[Dataset rows describing interfaces]

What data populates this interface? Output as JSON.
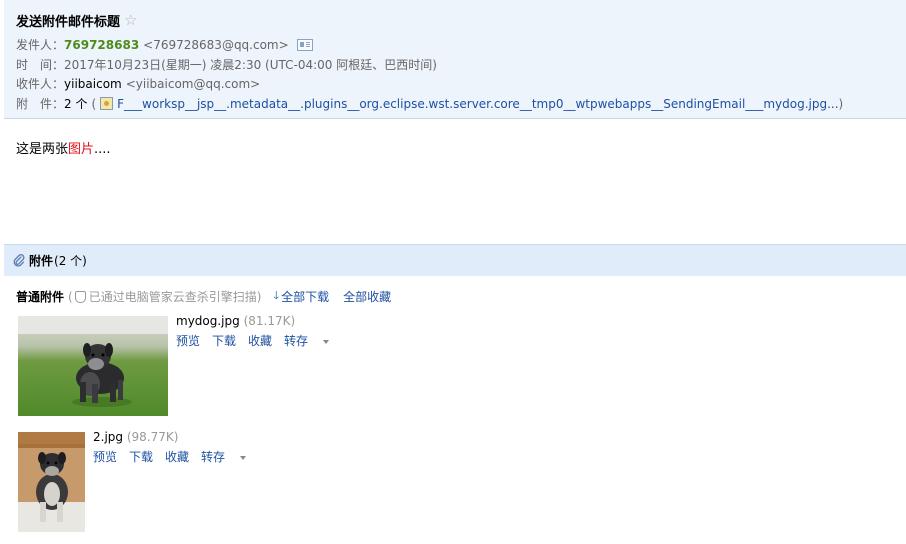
{
  "email": {
    "subject": "发送附件邮件标题",
    "star_icon": "star-outline-icon",
    "sender_label": "发件人：",
    "sender_name": "769728683",
    "sender_address": "<769728683@qq.com>",
    "contact_card_icon": "contact-card-icon",
    "time_label": "时　间：",
    "time_value": "2017年10月23日(星期一) 凌晨2:30 (UTC-04:00 阿根廷、巴西时间)",
    "recipient_label": "收件人：",
    "recipient_name": "yiibaicom",
    "recipient_address": "<yiibaicom@qq.com>",
    "attachment_label": "附　件：",
    "attachment_count": "2 个",
    "attachment_paren_open": "(",
    "attachment_paren_close": ")",
    "attachment_link": "F___worksp__jsp__.metadata__.plugins__org.eclipse.wst.server.core__tmp0__wtpwebapps__SendingEmail___mydog.jpg...",
    "body_text_before": "这是两张",
    "body_text_red": "图片",
    "body_text_after": "...."
  },
  "attachments_panel": {
    "title": "附件",
    "count": "(2 个)",
    "kind_label": "普通附件",
    "scan_text_open": "(",
    "scan_text": "已通过电脑管家云查杀引擎扫描",
    "scan_text_close": ")",
    "download_all": "全部下载",
    "save_all": "全部收藏",
    "files": [
      {
        "name": "mydog.jpg",
        "size": "(81.17K)",
        "preview": "预览",
        "download": "下载",
        "favorite": "收藏",
        "save_to": "转存"
      },
      {
        "name": "2.jpg",
        "size": "(98.77K)",
        "preview": "预览",
        "download": "下载",
        "favorite": "收藏",
        "save_to": "转存"
      }
    ]
  },
  "colors": {
    "header_bg": "#eef4fc",
    "link_blue": "#1e50a2",
    "sender_green": "#4d8c1b",
    "body_red": "#e0101a"
  }
}
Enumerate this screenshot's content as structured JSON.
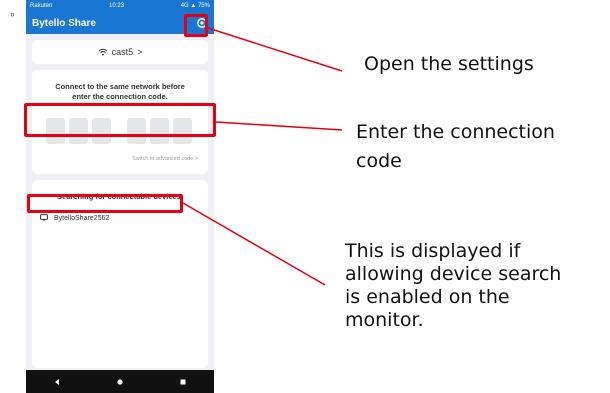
{
  "bullet": "◦",
  "status_bar": {
    "carrier": "Rakuten",
    "time": "10:23",
    "right": "4G ▲ 75%"
  },
  "app_bar": {
    "title": "Bytello Share"
  },
  "wifi": {
    "network": "cast5",
    "chevron": ">"
  },
  "code_card": {
    "instruction_line1": "Connect to the same network before",
    "instruction_line2": "enter the connection code.",
    "advanced_link": "Switch to advanced code >"
  },
  "devices_card": {
    "searching_text": "Searching for connectable devices.",
    "devices": [
      "BytelloShare2562"
    ]
  },
  "callouts": {
    "settings": "Open the settings",
    "code_line1": "Enter the connection",
    "code_line2": "code",
    "search_line1": "This is displayed if",
    "search_line2": "allowing device search",
    "search_line3": "is enabled on the",
    "search_line4": "monitor."
  },
  "colors": {
    "accent": "#1976d2",
    "highlight": "#e60012"
  }
}
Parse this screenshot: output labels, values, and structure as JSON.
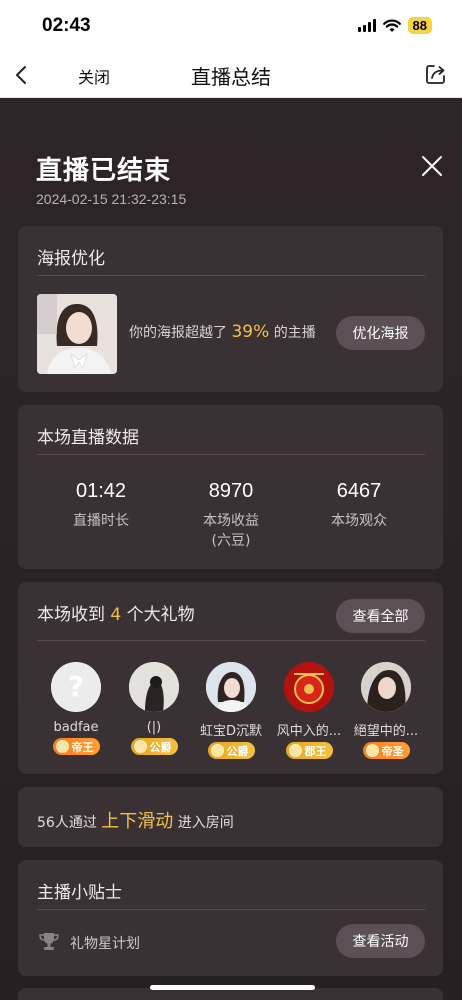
{
  "status_bar": {
    "time": "02:43",
    "battery": "88"
  },
  "nav": {
    "close_label": "关闭",
    "title": "直播总结"
  },
  "header": {
    "title": "直播已结束",
    "date": "2024-02-15 21:32-23:15"
  },
  "poster": {
    "title": "海报优化",
    "text_before": "你的海报超越了",
    "percent": "39%",
    "text_after": "的主播",
    "button": "优化海报"
  },
  "stats": {
    "title": "本场直播数据",
    "items": [
      {
        "value": "01:42",
        "label": "直播时长",
        "sub": ""
      },
      {
        "value": "8970",
        "label": "本场收益",
        "sub": "(六豆)"
      },
      {
        "value": "6467",
        "label": "本场观众",
        "sub": ""
      }
    ]
  },
  "gifts": {
    "title_before": "本场收到",
    "count": "4",
    "title_after": "个大礼物",
    "button": "查看全部",
    "gifters": [
      {
        "name": "badfae",
        "badge": "帝王",
        "badge_color": "#ff7a1f"
      },
      {
        "name": "(|)",
        "badge": "公爵",
        "badge_color": "#e7a51c"
      },
      {
        "name": "虹宝D沉默",
        "badge": "公爵",
        "badge_color": "#e7a51c"
      },
      {
        "name": "风中⼊的...",
        "badge": "郡王",
        "badge_color": "#e7a51c"
      },
      {
        "name": "絕望中的...",
        "badge": "帝圣",
        "badge_color": "#ff7a1f"
      }
    ]
  },
  "slide": {
    "before": "56人通过",
    "highlight": "上下滑动",
    "after": "进入房间"
  },
  "tips": {
    "title": "主播小贴士",
    "item": "礼物星计划",
    "button": "查看活动"
  },
  "colors": {
    "accent": "#f3c04a",
    "background": "#2a2023",
    "card": "#3a3135"
  }
}
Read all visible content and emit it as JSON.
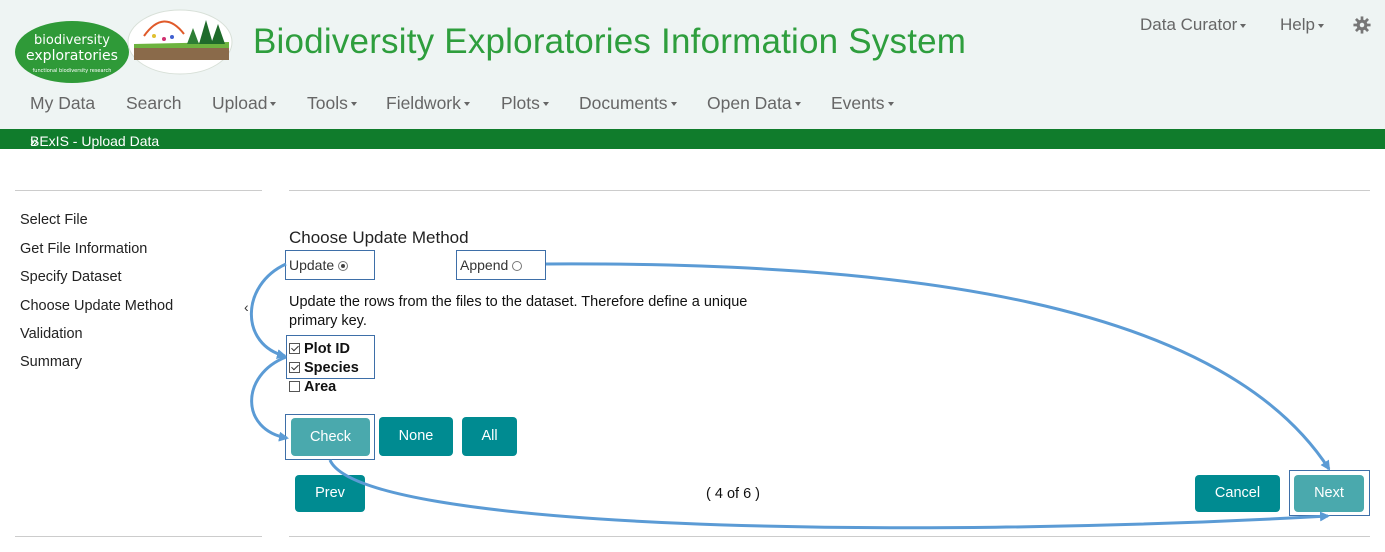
{
  "header": {
    "logo_text_line1": "biodiversity",
    "logo_text_line2": "exploratories",
    "logo_tagline": "functional biodiversity research",
    "title": "Biodiversity Exploratories Information System",
    "user_menu": "Data Curator",
    "help_menu": "Help",
    "settings_icon": "gear-icon"
  },
  "nav": {
    "items": [
      "My Data",
      "Search",
      "Upload",
      "Tools",
      "Fieldwork",
      "Plots",
      "Documents",
      "Open Data",
      "Events"
    ]
  },
  "breadcrumb": {
    "label": "BExIS - Upload Data",
    "icon": "double-chevron-down-icon"
  },
  "steps": {
    "items": [
      "Select File",
      "Get File Information",
      "Specify Dataset",
      "Choose Update Method",
      "Validation",
      "Summary"
    ],
    "active_marker": "‹"
  },
  "update_method": {
    "title": "Choose Update Method",
    "options": {
      "update": "Update",
      "append": "Append",
      "selected": "update"
    },
    "description": "Update the rows from the files to the dataset. Therefore define a unique primary key.",
    "keys": [
      {
        "label": "Plot ID",
        "checked": true
      },
      {
        "label": "Species",
        "checked": true
      },
      {
        "label": "Area",
        "checked": false
      }
    ],
    "buttons": {
      "check": "Check",
      "none": "None",
      "all": "All"
    }
  },
  "wizard": {
    "prev": "Prev",
    "progress": "( 4 of 6 )",
    "cancel": "Cancel",
    "next": "Next"
  },
  "colors": {
    "brand_green": "#2e9e3d",
    "bar_green": "#107c2c",
    "button_teal": "#008b91",
    "annotation_blue": "#5b9bd5"
  }
}
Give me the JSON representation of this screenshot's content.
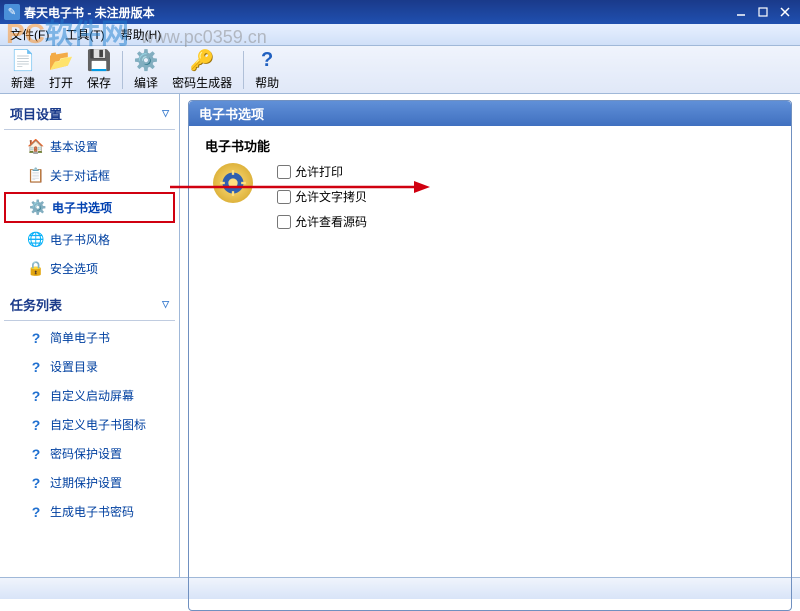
{
  "window": {
    "title": "春天电子书 - 未注册版本"
  },
  "menu": {
    "file": "文件(F)",
    "tools": "工具(T)",
    "help": "帮助(H)"
  },
  "toolbar": {
    "new": "新建",
    "open": "打开",
    "save": "保存",
    "compile": "编译",
    "pwdgen": "密码生成器",
    "help": "帮助"
  },
  "sidebar": {
    "section1": "项目设置",
    "section2": "任务列表",
    "items1": [
      {
        "label": "基本设置",
        "icon": "home"
      },
      {
        "label": "关于对话框",
        "icon": "about"
      },
      {
        "label": "电子书选项",
        "icon": "gear",
        "selected": true
      },
      {
        "label": "电子书风格",
        "icon": "globe"
      },
      {
        "label": "安全选项",
        "icon": "lock"
      }
    ],
    "items2": [
      {
        "label": "简单电子书"
      },
      {
        "label": "设置目录"
      },
      {
        "label": "自定义启动屏幕"
      },
      {
        "label": "自定义电子书图标"
      },
      {
        "label": "密码保护设置"
      },
      {
        "label": "过期保护设置"
      },
      {
        "label": "生成电子书密码"
      }
    ]
  },
  "content": {
    "panel_title": "电子书选项",
    "sub_title": "电子书功能",
    "checks": [
      "允许打印",
      "允许文字拷贝",
      "允许查看源码"
    ]
  },
  "watermark": {
    "text1": "PC",
    "text2": "软件网",
    "url": "www.pc0359.cn"
  }
}
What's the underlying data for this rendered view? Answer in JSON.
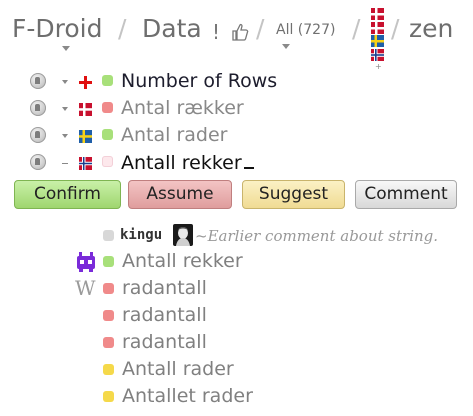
{
  "breadcrumb": {
    "project": "F-Droid",
    "separator": "/",
    "resource": "Data",
    "filter": "All (727)",
    "language_code": "zen"
  },
  "rows": [
    {
      "text": "Number of Rows",
      "flag": "flag-plus-icon",
      "dot_color": "#a8e07a",
      "dark": true
    },
    {
      "text": "Antal rækker",
      "flag": "flag-denmark-icon",
      "dot_color": "#f08a8a",
      "dark": false
    },
    {
      "text": "Antal rader",
      "flag": "flag-sweden-icon",
      "dot_color": "#a8e07a",
      "dark": false
    },
    {
      "text": "Antall rekker",
      "flag": "flag-norway-icon",
      "dot_color": "#fde8ec",
      "dark": true
    }
  ],
  "buttons": {
    "confirm": "Confirm",
    "assume": "Assume",
    "suggest": "Suggest",
    "comment": "Comment"
  },
  "comment": {
    "user": "kingu",
    "text": "Earlier comment about string."
  },
  "suggestions": [
    {
      "text": "Antall rekker",
      "dot_color": "#a8e07a",
      "source": "robot-icon"
    },
    {
      "text": "radantall",
      "dot_color": "#f08a8a",
      "source": "wikipedia-icon"
    },
    {
      "text": "radantall",
      "dot_color": "#f08a8a",
      "source": ""
    },
    {
      "text": "radantall",
      "dot_color": "#f08a8a",
      "source": ""
    },
    {
      "text": "Antall rader",
      "dot_color": "#f5d94a",
      "source": ""
    },
    {
      "text": "Antallet rader",
      "dot_color": "#f5d94a",
      "source": ""
    }
  ],
  "colors": {
    "green": "#a8e07a",
    "red": "#f08a8a",
    "yellow": "#f5d94a",
    "robot_purple": "#7a2bd9"
  }
}
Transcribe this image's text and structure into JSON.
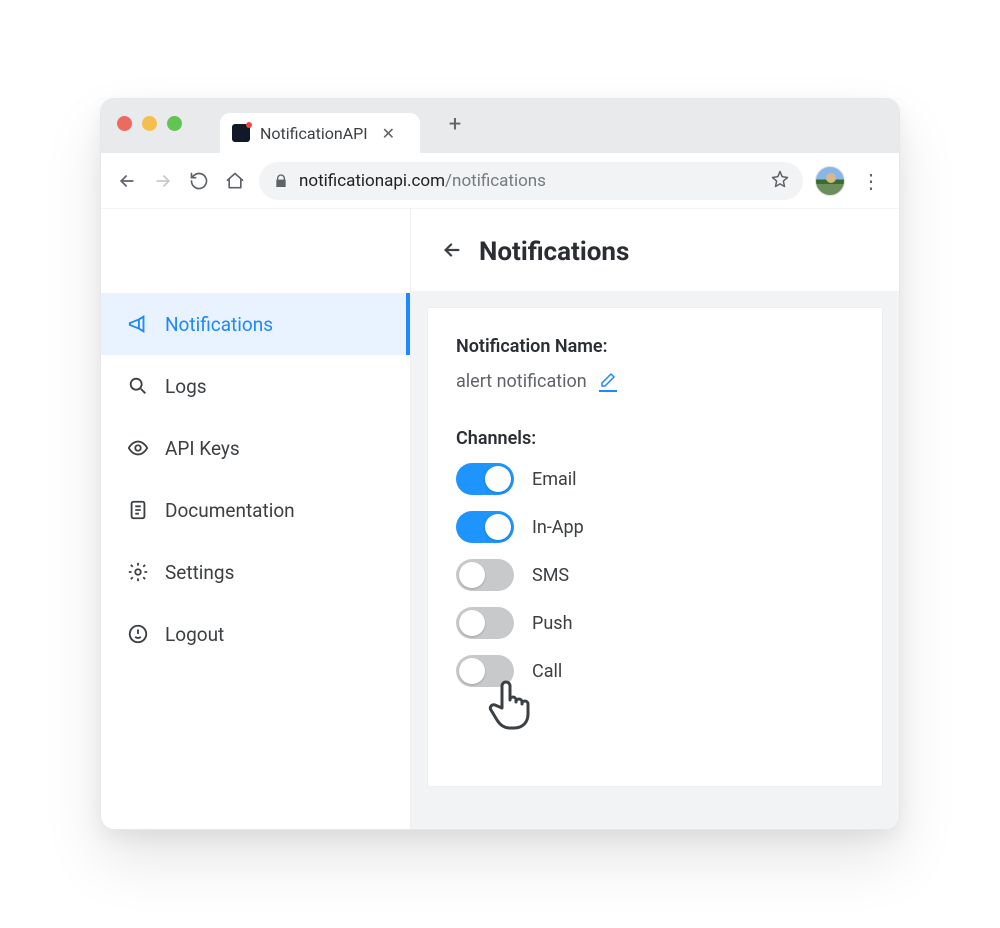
{
  "browser": {
    "tab_title": "NotificationAPI",
    "url_host": "notificationapi.com",
    "url_path": "/notifications"
  },
  "sidebar": {
    "items": [
      {
        "label": "Notifications",
        "icon": "megaphone-icon",
        "active": true
      },
      {
        "label": "Logs",
        "icon": "search-icon",
        "active": false
      },
      {
        "label": "API Keys",
        "icon": "eye-icon",
        "active": false
      },
      {
        "label": "Documentation",
        "icon": "document-icon",
        "active": false
      },
      {
        "label": "Settings",
        "icon": "gear-icon",
        "active": false
      },
      {
        "label": "Logout",
        "icon": "logout-icon",
        "active": false
      }
    ]
  },
  "page": {
    "title": "Notifications",
    "name_label": "Notification Name:",
    "name_value": "alert notification",
    "channels_label": "Channels:",
    "channels": [
      {
        "label": "Email",
        "on": true
      },
      {
        "label": "In-App",
        "on": true
      },
      {
        "label": "SMS",
        "on": false
      },
      {
        "label": "Push",
        "on": false
      },
      {
        "label": "Call",
        "on": false
      }
    ]
  }
}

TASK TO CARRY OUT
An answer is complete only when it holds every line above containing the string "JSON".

RESPONSE BOX
What data populates this interface? Output as JSON.
Enumerate this screenshot's content as structured JSON.
Parse this screenshot: output labels, values, and structure as JSON.
Read all visible content and emit it as JSON.
Give me the JSON representation of this screenshot's content.
What's the underlying data for this rendered view? Answer in JSON.
Transcribe this image's text and structure into JSON.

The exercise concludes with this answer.